Life as an Extreme Sport


I wake. You’ve haunted my waking, and now you haunt my dreaming.

I reached down from the bed, my parents bed, the bed we started with in the best tradition of stereotypes. I squeeze your foot. We talk. We talk about the last six weeks. We talk about why we can’t be friends. I ask the question I don’t want to hear the answer to – how many people have you been with since me, were there any sharing time with me? No to the later, many to the former. You tell me who, and why. All the details I don’t want to know flood into my mind. And I feel punched. I don’t have the right to, but I do. And I cry. And we know we cannot be friends because I cannot bear to share you with anyone else.

I wake. I am shaking, trembling. Is it because of my dreams – of realizing that you’re so likely no longer faithful to our vows? Is it because I am not? Is it because of the late night, the caffeine, something else entirely? I feel the ghost of sterling wrapped around my finger, and panic. Did I sleep walk? Could I have possibly dug my ring out from its hiding place? Has it all just been a bad dream, and you’re downstairs?

No. The ring is not there.

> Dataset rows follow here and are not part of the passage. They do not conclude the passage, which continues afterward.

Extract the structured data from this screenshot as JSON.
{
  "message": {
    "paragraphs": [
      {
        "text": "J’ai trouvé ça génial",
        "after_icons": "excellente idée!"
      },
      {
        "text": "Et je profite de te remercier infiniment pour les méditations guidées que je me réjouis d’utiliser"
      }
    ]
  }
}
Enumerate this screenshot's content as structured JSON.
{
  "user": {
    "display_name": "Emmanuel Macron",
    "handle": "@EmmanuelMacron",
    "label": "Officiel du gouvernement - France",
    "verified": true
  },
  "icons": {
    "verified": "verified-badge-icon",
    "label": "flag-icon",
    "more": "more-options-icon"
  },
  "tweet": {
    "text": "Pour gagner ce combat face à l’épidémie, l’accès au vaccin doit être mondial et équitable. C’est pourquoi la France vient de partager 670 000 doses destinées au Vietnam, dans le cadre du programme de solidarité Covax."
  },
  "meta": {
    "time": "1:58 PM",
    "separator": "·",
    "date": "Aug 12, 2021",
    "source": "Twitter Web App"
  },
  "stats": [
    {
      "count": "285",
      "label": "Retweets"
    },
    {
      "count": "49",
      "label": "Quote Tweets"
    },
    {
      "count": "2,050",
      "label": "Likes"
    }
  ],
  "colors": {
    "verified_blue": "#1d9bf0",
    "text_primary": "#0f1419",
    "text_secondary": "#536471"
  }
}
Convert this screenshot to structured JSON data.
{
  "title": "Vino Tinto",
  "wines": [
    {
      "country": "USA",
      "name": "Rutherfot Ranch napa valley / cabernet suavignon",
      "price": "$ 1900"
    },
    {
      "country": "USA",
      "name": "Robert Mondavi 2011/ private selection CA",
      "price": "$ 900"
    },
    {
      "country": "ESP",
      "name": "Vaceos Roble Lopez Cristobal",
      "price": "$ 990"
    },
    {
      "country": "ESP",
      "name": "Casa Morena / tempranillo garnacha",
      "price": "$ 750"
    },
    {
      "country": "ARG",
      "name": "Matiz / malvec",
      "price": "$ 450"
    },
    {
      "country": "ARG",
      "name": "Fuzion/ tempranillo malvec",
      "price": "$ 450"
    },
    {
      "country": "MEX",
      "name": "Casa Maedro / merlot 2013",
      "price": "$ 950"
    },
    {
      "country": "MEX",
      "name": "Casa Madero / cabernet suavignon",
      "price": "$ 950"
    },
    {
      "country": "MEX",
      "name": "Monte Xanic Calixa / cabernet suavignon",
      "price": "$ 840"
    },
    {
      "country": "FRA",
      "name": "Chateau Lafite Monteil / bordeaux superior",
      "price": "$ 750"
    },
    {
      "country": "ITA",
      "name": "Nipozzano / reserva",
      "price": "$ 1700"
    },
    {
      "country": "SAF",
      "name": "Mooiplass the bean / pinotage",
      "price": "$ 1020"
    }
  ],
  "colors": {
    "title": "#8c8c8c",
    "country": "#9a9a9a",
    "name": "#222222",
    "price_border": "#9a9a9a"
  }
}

Only a faint tracing etched on the inside of my finger; my only tangible reminder of what once was. Will this too fade? Will I have nothing?

It has all been a bad dream, and you’re not downstairs.